TASK OBJECTIVE —
Set every entry below down once more, exactly as it stands, without images.

RECORDS PROVIDED —
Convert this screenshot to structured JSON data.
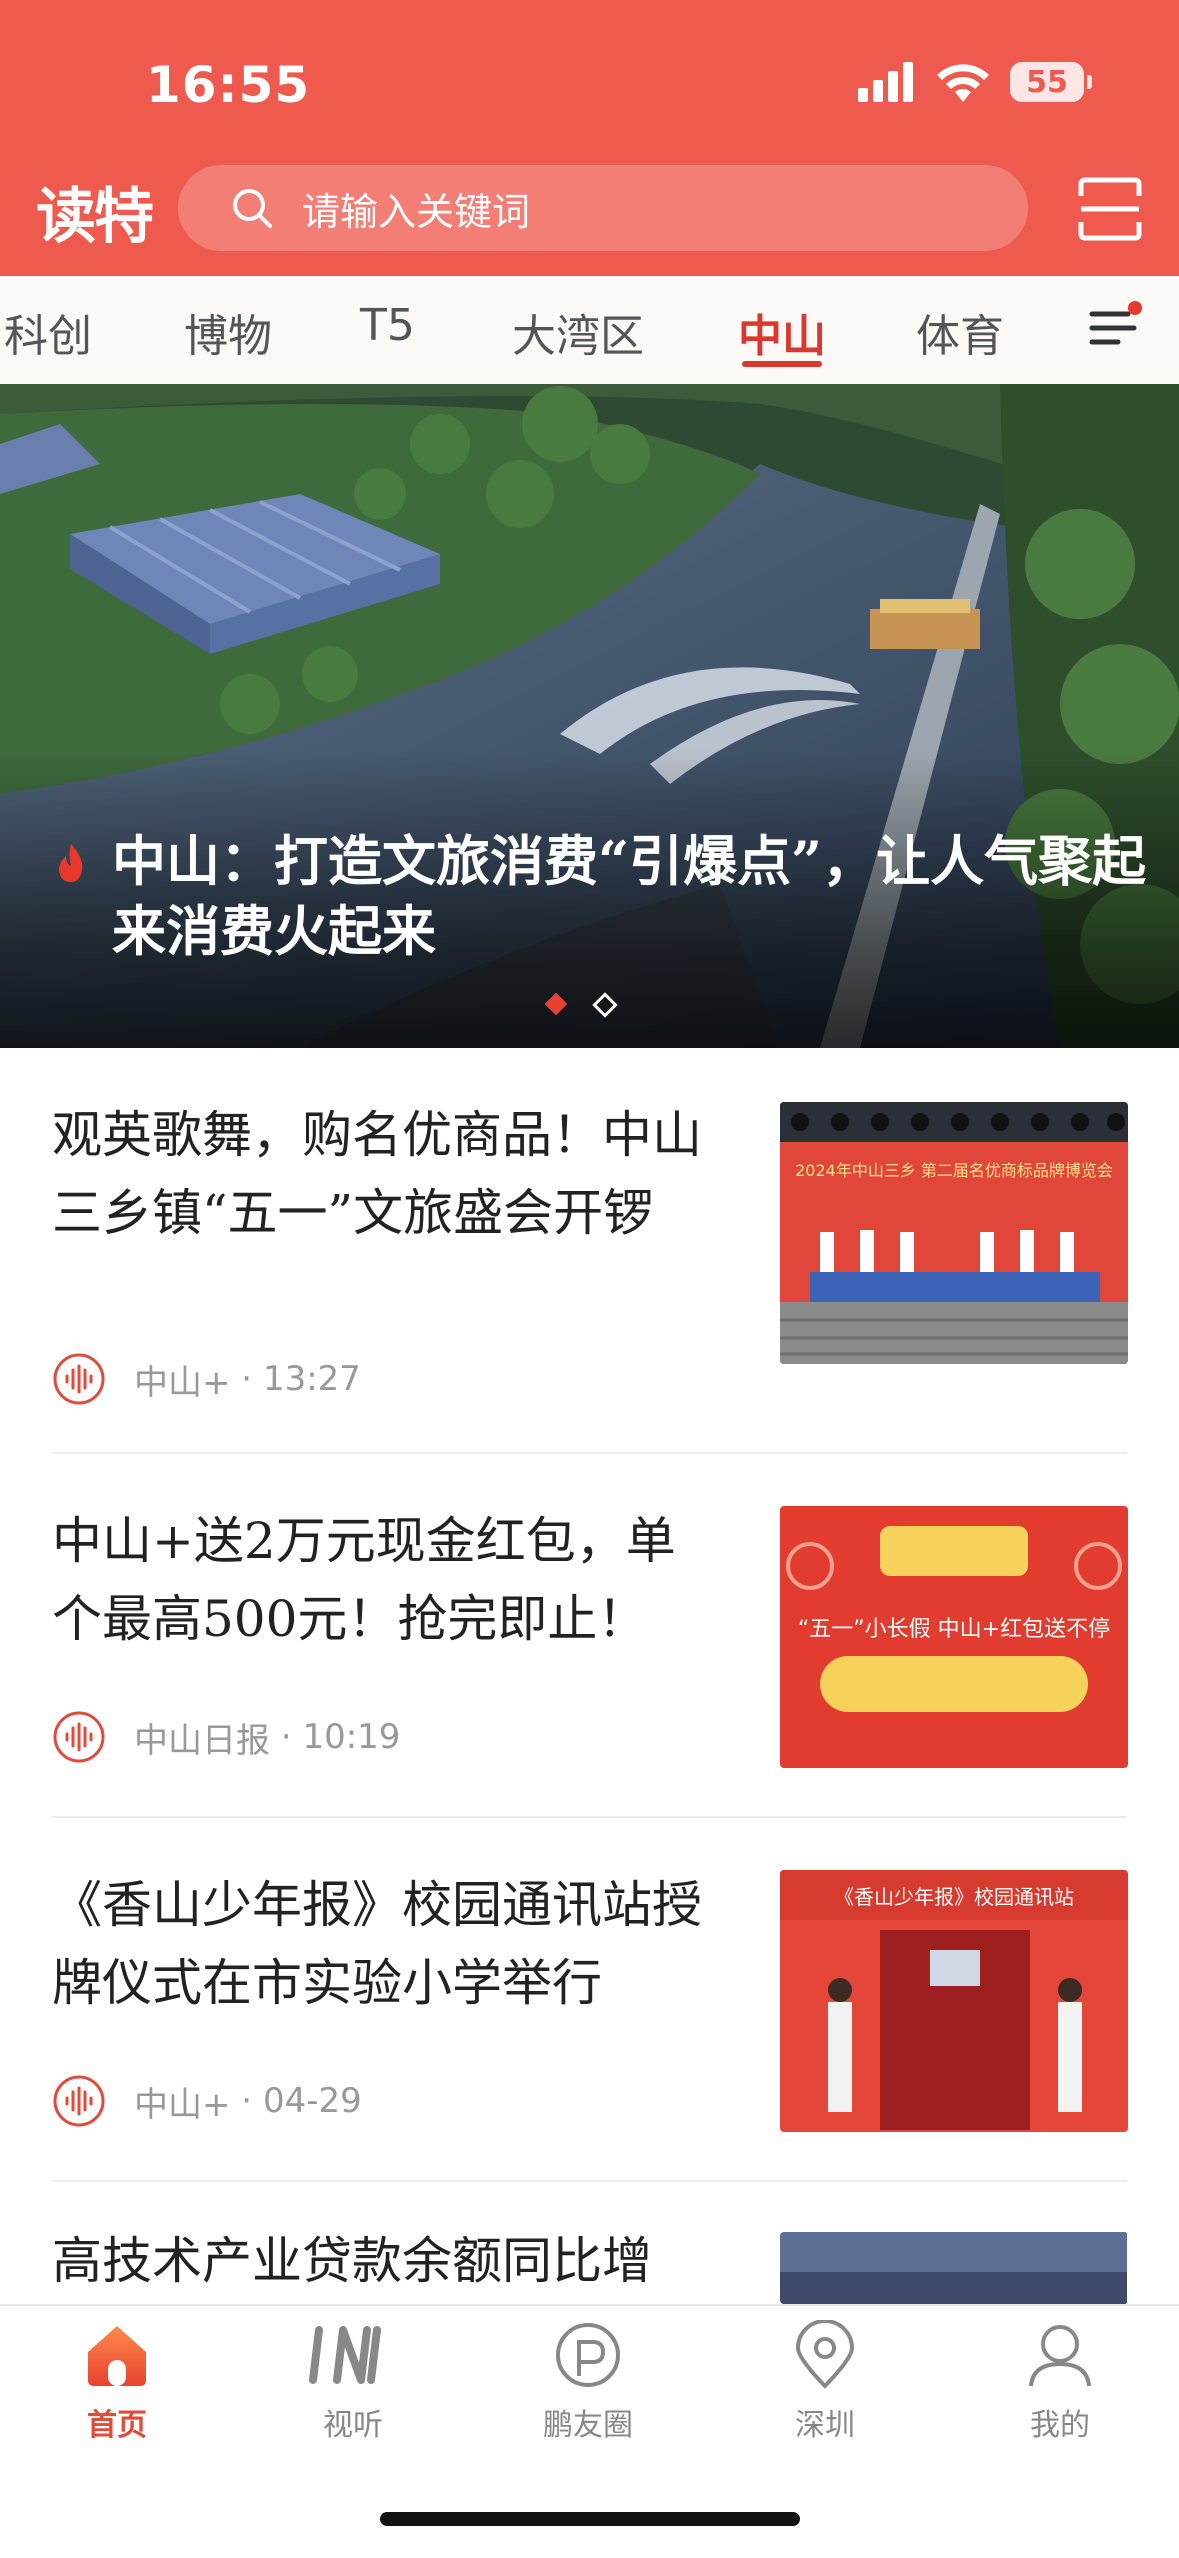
{
  "status": {
    "time": "16:55",
    "battery": "55"
  },
  "header": {
    "logo": "读特",
    "search_placeholder": "请输入关键词"
  },
  "tabs": [
    {
      "label": "科创"
    },
    {
      "label": "博物"
    },
    {
      "label": "T5"
    },
    {
      "label": "大湾区"
    },
    {
      "label": "中山",
      "active": true
    },
    {
      "label": "体育"
    }
  ],
  "hero": {
    "title": "中山：打造文旅消费“引爆点”，让人气聚起来消费火起来",
    "page_count": 2,
    "current_page": 1
  },
  "articles": [
    {
      "title": "观英歌舞，购名优商品！中山三乡镇“五一”文旅盛会开锣",
      "source": "中山+",
      "time": "13:27",
      "thumb_caption": "2024年中山三乡 第二届名优商标品牌博览会"
    },
    {
      "title": "中山+送2万元现金红包，单个最高500元！抢完即止！",
      "source": "中山日报",
      "time": "10:19",
      "thumb_caption": "“五一”小长假 中山+红包送不停"
    },
    {
      "title": "《香山少年报》校园通讯站授牌仪式在市实验小学举行",
      "source": "中山+",
      "time": "04-29",
      "thumb_caption": "《香山少年报》校园通讯站"
    },
    {
      "title": "高技术产业贷款余额同比增",
      "source": "",
      "time": ""
    }
  ],
  "bottom_nav": [
    {
      "label": "首页",
      "icon": "home-icon",
      "active": true
    },
    {
      "label": "视听",
      "icon": "in-icon"
    },
    {
      "label": "鹏友圈",
      "icon": "circle-p-icon"
    },
    {
      "label": "深圳",
      "icon": "location-pin-icon"
    },
    {
      "label": "我的",
      "icon": "person-icon"
    }
  ],
  "colors": {
    "brand": "#ef5a4f",
    "accent": "#d9382f",
    "muted": "#999999"
  }
}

ANSWER SPACE —
Convert this screenshot to structured JSON data.
{
  "status": {
    "time": "16:55",
    "battery": "55"
  },
  "header": {
    "logo": "读特",
    "search_placeholder": "请输入关键词"
  },
  "tabs": [
    {
      "label": "科创"
    },
    {
      "label": "博物"
    },
    {
      "label": "T5"
    },
    {
      "label": "大湾区"
    },
    {
      "label": "中山",
      "active": true
    },
    {
      "label": "体育"
    }
  ],
  "hero": {
    "title": "中山：打造文旅消费“引爆点”，让人气聚起来消费火起来",
    "page_count": 2,
    "current_page": 1
  },
  "articles": [
    {
      "title": "观英歌舞，购名优商品！中山三乡镇“五一”文旅盛会开锣",
      "source": "中山+",
      "time": "13:27",
      "thumb_caption": "2024年中山三乡 第二届名优商标品牌博览会"
    },
    {
      "title": "中山+送2万元现金红包，单个最高500元！抢完即止！",
      "source": "中山日报",
      "time": "10:19",
      "thumb_caption": "“五一”小长假 中山+红包送不停"
    },
    {
      "title": "《香山少年报》校园通讯站授牌仪式在市实验小学举行",
      "source": "中山+",
      "time": "04-29",
      "thumb_caption": "《香山少年报》校园通讯站"
    },
    {
      "title": "高技术产业贷款余额同比增",
      "source": "",
      "time": ""
    }
  ],
  "bottom_nav": [
    {
      "label": "首页",
      "icon": "home-icon",
      "active": true
    },
    {
      "label": "视听",
      "icon": "in-icon"
    },
    {
      "label": "鹏友圈",
      "icon": "circle-p-icon"
    },
    {
      "label": "深圳",
      "icon": "location-pin-icon"
    },
    {
      "label": "我的",
      "icon": "person-icon"
    }
  ],
  "colors": {
    "brand": "#ef5a4f",
    "accent": "#d9382f",
    "muted": "#999999"
  }
}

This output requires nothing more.